- 5 Tb melted butter
- An Electric blender
- A rubber scraper
- Place the ingredients in the blender jar in the order in which they are listed.
- Cover and blend at top speed for 1 minute.
- If bits of flour adhere to the sides of the jar, dislodge with a rubber scarper and blend 3 seconds more.
- Cover and refrigerate for at least 2 hours or overnight.
- If you don't have an electric blender proceed as follows:
- Gradually work the egg yolks into the flour with a wooden spoon
- Beat in the liquids by droplets, then strain the batter through a fine sieve
Watch Julia Child make Crepes on the Smithsonian website for all of you visual learners! I also highly recommend reading her cookbook she was ahead of her times with wonderful step-by-step instructions for each recipe. Ebay is a wonderful place to search and find her vintage cookbooks — I often find treasures I’ve been looking for in many a used bookstore here.

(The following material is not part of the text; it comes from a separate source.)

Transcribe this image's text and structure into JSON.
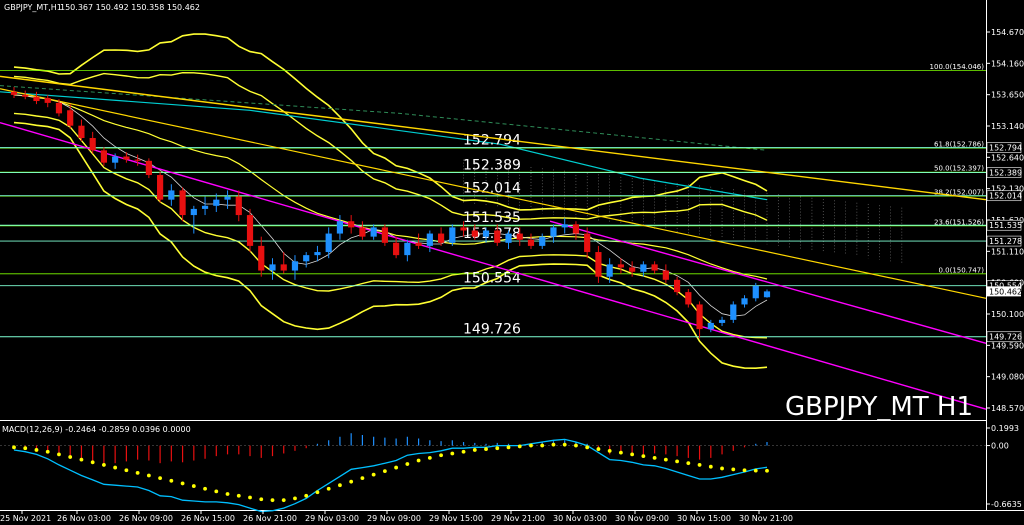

Crepes are not as hard to make as you think, with a little practice you will be a pro– my husband impressed me when we were first dating with these fruit crepes! (Check out his recipe on my video at the bottom of this blog!) There are many crêpe recipes out there, Julia has 3 in her cookbook for different types of toppings. Not all recipes include alcohol, so I would say it’s optional and you could use some water and flavoring to make up the 3 Tablespoons used in Julia’s recipe which is what I did when I made them the other night. PS… Eric did say they “may be as good as his”…LOL
Check out my video below for “Date Night Crepes”
Here is the video of Eric’s Date Night Crepes which won me over. Yup, I decided he was a keeper! Eric used a tried and true one from Better Homes and Gardens and recreated the fruit topping and sauce from a restaurant he enjoyed. However, I think Julia would approve of his recipe also — sweet fruit with a sauce made with whipping cream rolled in a light crêpe. Yummy!